A person using a glucometer to determine their blood sugar level.

DexCom's continuous glucose monitors provide a way for diabetes patients to monitor their blood glucose level without regular finger pricks. Image source: Getty Images.

DexCom: 50% gain during the month of October

The second stock-split stock that's completely crushed the bear market of late is medical-device company DexCom (DXCM 0.62%). During the month of October, shares of DexCom rocketed higher by a cool 50%.

DexCom, which completed a 4-for-1 forward stock split on June 10, 2022, has been flying for the exact same reason as Shopify: better-than-expected quarterly results. Both the company's sales and adjusted earnings per share surpassed the consensus of analysts. And like Shopify, there are bigger things at work here than just headline numbers topping Wall Street's expectations.

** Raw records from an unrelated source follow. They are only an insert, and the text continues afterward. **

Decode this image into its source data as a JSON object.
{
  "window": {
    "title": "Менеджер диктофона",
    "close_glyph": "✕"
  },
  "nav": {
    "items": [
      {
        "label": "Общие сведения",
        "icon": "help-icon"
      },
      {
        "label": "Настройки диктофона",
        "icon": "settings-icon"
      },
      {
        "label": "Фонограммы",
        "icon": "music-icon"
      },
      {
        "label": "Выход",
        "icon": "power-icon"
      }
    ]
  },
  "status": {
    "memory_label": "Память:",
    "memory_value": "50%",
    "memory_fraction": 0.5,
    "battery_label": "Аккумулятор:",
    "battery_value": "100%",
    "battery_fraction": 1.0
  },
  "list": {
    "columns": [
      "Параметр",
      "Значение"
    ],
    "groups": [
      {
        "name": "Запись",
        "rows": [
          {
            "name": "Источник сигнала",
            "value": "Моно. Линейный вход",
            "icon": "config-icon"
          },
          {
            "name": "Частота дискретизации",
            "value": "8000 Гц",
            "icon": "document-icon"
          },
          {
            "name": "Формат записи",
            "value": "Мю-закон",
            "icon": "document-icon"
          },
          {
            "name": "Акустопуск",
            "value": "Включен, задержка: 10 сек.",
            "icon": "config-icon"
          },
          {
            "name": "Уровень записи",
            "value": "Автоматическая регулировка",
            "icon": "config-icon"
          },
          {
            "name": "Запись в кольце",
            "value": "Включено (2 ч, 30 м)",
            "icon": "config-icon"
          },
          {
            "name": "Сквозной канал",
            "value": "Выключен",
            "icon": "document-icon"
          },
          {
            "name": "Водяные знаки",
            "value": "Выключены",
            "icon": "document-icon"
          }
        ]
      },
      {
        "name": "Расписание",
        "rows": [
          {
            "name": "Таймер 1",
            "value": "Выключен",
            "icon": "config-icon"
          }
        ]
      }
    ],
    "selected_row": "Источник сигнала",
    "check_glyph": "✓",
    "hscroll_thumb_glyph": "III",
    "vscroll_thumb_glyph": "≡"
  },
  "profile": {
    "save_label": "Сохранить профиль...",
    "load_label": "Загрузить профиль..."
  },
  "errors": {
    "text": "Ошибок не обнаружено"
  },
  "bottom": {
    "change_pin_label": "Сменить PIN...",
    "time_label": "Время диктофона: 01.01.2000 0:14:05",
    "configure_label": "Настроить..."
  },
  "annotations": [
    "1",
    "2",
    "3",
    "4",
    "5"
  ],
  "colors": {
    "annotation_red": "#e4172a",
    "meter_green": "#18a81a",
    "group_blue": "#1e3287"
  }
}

For starters, continuous glucose monitoring (CGM) system developer DexCom benefits from the generally defensive nature of healthcare stocks. No matter how poorly the stock market or U.S. economy perform, people don't suddenly stop getting sick or requiring medical care. There's a relatively safe demand floor beneath most prescription-drug and medical-device developers.

More specific to DexCom, its prospective patient pool continues to grow. According to the Centers for Disease Control and Prevention, 37.3 million Americans have diabetes and 96 million additional U.S. adults have prediabetes, which can turn into full-blown diabetes if left untreated.  These figures have been steadily climbing over the years, suggesting that DexCom's CGM systems have an ever-growing use case.

Similar to Shopify, DexCom has been lifted by innovation. The company has introduced multiple generations of CGM's for diabetes patients, the latest of which is known as the G7. This continued innovation has led DexCom to become one of the world's two-largest CGM manufacturers and is sustaining annual sales growth of nearly 20%. 

The one and only blaring knock against DexCom is its valuation. Most investors are unwilling to pay a premium for stocks during bear market declines. Following its run-up, shares of DexCom are priced at 102 times Wall Street's forecast earnings for 2023. While the company's sustained growth and addressable market have certainly earned it a premium, it's not clear if a triple-digit forward price-to-earnings ratio will be sustainable in a bear market.